Being this is a blog about the Road to the 2010 Finals in Africa, let's dive into some African news and see what's going on across the pond, south of the equator.
-- The UEFA Champions League is in full swing, with ties resuming next week. But it's not the only game in town, as the Confederation of African Football (CAF) Champions League begins its annual campaign this Sunday.
The African version of the Champions League is played over a full year, from January to December and features only national champions, much like the old European Cup system. Also like the old European system, there’s a Cup Winners Cup and a CAF Cup for runners-up in national championships.
Egyptian giants Al-Ahly are the defending champions and share the spoils with Egyptian team Al-Zamalek as the club with the most CAF Champions League title wins, at 5.
Unfortunately, the Champions League doesn’t go on without its share of problems.
Many people feel the Champions League should schedule their fixtures to similar schedules as their UEFA cousins. But there is fixture confusion and organizational nightmares for national associations and the CAF. Most African domestic leagues begin their seasons in July and finish around May. But not all, and that’s where the confusion sets in. Some start in September, others end in June. There’s no wiggle room and no one competition can logistically schedule their campaigns around the others.
For instance, Al Ahly begin their defense of the title in Bulawayo, Zimbabwe on Sunday against Zimbabwean champions Highlanders in the second round. (The defending champions do not have to play in the first round.)
But they play their match under an air of controversy over fixture congestion in the Egyptian league which sees them playing again just 24 hours after returning to Cairo next week.
Too many games in too little time means poor quality of games.
Also, many national associations want the competition expanded. The stronger leagues feel more of their teams competing would mean more financial success for the Champions League and their clubs. But not everyone sees it this way and national associations bicker about it.
Then there is the lack of proper pitches to play on, as many dilapidated stadiums serve as homes for national champions. Poor seating, lighting, security and playing fields plague the nations.
For now, sit back and enjoy the competition … if you can watch it at all. Some of the clubs vying for the prize include Tunisia’s Etoile Sahel, Morocco’s Royal Armed Forces and the Ivory Coast’s ASEC Abidjan.
-- Brazil’s World-Cup-winning coach Carlos Alberto Parreira begins his unenviable job of coaching South Africa’s national team for the first time on March 13 when they play a friendly against Swaziland in Johannesburg.
Parreira is an anomaly, living in Brazil while coaching a team around the world that’s reported as being in shambles. The infrastructure may be coming together, but media reports state the team is not in shape, the youth systems are not in place and the strategy is lacking for a country that doesn’t want to get embarrassed on its home territory come 2010.
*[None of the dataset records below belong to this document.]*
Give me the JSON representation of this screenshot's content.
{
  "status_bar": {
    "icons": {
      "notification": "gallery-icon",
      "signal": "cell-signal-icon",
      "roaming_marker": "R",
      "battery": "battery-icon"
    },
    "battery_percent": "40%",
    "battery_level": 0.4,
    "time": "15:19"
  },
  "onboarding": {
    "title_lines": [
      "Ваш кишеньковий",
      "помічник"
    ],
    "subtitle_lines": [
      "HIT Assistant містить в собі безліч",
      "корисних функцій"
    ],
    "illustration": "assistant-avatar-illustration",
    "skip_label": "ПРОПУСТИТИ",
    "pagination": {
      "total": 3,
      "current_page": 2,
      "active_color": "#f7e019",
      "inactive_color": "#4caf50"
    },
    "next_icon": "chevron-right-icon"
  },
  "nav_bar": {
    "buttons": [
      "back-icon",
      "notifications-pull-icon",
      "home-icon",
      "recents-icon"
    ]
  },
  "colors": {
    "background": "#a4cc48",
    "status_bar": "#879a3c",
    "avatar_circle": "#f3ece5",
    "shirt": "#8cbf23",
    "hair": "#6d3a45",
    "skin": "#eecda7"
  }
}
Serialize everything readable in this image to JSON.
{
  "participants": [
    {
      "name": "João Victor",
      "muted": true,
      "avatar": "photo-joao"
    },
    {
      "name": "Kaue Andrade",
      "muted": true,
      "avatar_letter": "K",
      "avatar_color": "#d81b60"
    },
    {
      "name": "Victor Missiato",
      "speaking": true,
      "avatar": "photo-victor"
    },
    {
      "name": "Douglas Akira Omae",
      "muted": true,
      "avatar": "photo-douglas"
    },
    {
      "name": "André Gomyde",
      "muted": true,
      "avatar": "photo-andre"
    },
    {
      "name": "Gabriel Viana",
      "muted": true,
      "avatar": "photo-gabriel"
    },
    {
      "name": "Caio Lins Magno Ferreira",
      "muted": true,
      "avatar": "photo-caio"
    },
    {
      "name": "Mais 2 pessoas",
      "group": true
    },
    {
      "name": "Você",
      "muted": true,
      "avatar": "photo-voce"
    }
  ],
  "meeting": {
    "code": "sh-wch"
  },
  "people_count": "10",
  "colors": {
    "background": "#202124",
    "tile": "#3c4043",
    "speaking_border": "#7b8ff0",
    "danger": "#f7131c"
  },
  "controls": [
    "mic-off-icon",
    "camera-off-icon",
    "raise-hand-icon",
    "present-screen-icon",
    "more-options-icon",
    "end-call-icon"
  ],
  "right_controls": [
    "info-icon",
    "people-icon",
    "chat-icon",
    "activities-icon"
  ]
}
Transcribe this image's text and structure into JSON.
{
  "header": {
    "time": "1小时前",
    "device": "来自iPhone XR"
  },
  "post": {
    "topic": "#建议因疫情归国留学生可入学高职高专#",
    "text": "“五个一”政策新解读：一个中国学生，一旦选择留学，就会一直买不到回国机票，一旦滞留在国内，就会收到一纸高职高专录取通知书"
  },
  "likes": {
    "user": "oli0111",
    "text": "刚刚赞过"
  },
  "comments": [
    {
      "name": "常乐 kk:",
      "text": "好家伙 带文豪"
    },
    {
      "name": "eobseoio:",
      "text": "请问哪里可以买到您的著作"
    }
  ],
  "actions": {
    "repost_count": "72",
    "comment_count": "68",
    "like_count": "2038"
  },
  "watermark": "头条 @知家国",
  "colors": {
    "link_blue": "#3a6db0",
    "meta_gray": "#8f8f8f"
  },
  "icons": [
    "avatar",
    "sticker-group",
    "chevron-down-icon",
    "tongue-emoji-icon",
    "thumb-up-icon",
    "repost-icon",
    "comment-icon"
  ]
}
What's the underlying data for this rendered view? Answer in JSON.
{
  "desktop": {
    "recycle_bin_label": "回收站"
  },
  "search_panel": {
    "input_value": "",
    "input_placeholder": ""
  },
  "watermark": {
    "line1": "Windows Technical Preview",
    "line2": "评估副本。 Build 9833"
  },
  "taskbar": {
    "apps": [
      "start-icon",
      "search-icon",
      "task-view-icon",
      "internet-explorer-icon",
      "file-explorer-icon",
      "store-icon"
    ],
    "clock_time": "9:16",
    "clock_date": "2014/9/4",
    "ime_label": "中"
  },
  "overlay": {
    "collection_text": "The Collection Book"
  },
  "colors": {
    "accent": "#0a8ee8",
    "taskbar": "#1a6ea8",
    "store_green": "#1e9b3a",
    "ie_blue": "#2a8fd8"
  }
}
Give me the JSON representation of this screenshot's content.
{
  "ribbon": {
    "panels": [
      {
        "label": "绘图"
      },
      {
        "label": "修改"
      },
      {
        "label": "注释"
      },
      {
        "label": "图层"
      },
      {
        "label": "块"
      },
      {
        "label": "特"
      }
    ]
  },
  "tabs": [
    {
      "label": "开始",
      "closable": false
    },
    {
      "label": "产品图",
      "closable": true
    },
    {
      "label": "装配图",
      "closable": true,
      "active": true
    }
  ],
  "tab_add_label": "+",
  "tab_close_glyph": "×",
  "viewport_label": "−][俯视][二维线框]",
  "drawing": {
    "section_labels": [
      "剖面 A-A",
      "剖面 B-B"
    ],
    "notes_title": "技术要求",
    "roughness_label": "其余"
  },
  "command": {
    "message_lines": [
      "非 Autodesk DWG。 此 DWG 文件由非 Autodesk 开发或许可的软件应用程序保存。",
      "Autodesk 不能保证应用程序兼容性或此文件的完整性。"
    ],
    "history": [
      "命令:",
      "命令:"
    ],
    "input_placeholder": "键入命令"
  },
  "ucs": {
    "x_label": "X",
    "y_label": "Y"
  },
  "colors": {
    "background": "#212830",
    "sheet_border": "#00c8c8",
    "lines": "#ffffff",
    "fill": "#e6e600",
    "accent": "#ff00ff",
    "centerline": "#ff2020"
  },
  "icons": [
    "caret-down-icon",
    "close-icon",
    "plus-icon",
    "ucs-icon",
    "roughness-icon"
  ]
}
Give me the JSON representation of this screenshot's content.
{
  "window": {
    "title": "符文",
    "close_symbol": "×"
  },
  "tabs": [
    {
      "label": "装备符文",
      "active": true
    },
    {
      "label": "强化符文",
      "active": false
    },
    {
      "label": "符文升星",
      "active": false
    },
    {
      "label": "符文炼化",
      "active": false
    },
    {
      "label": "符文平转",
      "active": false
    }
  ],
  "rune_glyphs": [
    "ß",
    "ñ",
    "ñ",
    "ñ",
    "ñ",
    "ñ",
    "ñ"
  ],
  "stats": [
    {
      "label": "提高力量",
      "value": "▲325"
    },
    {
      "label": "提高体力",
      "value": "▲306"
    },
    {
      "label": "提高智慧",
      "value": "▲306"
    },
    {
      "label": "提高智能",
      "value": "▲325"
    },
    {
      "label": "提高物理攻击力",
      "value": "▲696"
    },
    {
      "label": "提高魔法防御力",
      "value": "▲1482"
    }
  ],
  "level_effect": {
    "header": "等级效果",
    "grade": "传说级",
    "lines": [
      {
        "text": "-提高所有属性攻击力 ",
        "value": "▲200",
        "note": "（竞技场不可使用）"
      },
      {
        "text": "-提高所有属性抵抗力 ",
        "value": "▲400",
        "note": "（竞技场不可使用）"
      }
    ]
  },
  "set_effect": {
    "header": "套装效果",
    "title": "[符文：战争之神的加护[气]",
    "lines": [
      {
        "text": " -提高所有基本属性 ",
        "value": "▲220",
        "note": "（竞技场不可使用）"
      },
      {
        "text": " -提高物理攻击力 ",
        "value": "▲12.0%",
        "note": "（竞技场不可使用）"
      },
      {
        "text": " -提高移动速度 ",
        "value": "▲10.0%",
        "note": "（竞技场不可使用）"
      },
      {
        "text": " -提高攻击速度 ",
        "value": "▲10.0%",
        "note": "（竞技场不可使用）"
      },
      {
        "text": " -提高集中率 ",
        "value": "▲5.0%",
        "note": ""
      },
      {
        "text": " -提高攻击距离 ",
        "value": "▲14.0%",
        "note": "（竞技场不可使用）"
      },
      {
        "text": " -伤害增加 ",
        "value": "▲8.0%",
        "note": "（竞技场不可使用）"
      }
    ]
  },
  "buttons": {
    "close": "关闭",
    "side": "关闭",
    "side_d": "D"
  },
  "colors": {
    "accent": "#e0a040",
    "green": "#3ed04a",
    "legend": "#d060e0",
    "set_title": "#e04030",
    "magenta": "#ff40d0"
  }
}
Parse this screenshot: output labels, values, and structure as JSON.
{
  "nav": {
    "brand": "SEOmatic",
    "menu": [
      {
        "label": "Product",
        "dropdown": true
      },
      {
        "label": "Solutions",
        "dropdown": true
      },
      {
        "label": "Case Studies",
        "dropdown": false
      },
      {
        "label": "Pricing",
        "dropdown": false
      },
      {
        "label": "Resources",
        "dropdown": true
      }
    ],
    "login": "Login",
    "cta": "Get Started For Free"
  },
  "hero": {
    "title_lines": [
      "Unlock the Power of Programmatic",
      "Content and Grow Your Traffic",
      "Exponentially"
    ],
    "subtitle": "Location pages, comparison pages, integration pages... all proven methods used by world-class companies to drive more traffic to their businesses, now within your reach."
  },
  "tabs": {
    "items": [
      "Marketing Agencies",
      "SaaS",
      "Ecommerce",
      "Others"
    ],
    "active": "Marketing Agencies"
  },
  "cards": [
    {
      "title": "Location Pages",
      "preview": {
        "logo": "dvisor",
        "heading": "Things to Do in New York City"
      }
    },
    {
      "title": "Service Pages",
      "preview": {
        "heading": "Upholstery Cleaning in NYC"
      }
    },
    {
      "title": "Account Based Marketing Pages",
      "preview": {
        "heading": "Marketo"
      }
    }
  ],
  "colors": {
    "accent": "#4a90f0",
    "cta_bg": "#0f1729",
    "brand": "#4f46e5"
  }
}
To his credit, the coach has been watching local league and cup matches in preparation. But is this enough? I’ve watched lots of matches the past few weeks. That doesn’t make me prepared to coach Real Madrid. (Or does it?)
Parreira did a lackluster job with Brazil in the 2006 finals. What’s to say he’ll do better in SA? The South African association was looking for a big name and got it. But it’s a questionable strategy and hopefully, come 2010, it won’t backfire.
-- The African Player of the Year award is to be presented tomorrow. The 2006 finalists are Didier Drogba of the Ivory Coast, Michael Essien of Ghana, and Samuel Eto’o of Cameroon.
Conventional wisdom holds that Samuel Eto’o, winner of the UEFA Champions League with Barcelona and holder of the Pichichi award in Spain as the league’s highest scorer should win it.
He’s flashy, he scores a boatload of goals and he’s got amazingly quick feet. He may be the best striker in the world when healthy.
But my thinking is that the quiet midfielder of Chelsea, Essien, deserves the award. He’s consistently demonstrated his wealth to the club with his brilliant playmaking, his pace, his field intelligence and his purposeful dedication, playing every game for the Blues.
In the words of the Special One, Chelsea manager Jose Mourinho: ‘"Essien is a great player. He can play every position in midfield. Where he is perfect [is] in choices. In football, the most difficult thing is to choose well, and in every situation he chooses well. He presses, stays in position, passes long, passes short, first touch, two touches. He controls the pace of the game, fast or slow. He is midfield-multifunctional, he is dynamic and strong. The boy has incredible physical power, he is super resistant with great speed and unending tactical abilities."
That sounds like a Player of the Year to me.
Don’t get me wrong. Didier Drogba has dazzled this season with his scoring prowess and flourishing maturity. He’s really put his package together and is quickly becoming one of the best strikers in the world. But my thinking is all-world striker Andriy Shevchenko’s presence has a lot to do with that. Shevchenko may be disappointing this campaign, but defenders respect the world-class Ukrainian’s ability and career stat sheet.
For my money, Essien is the man. Let the debate begin.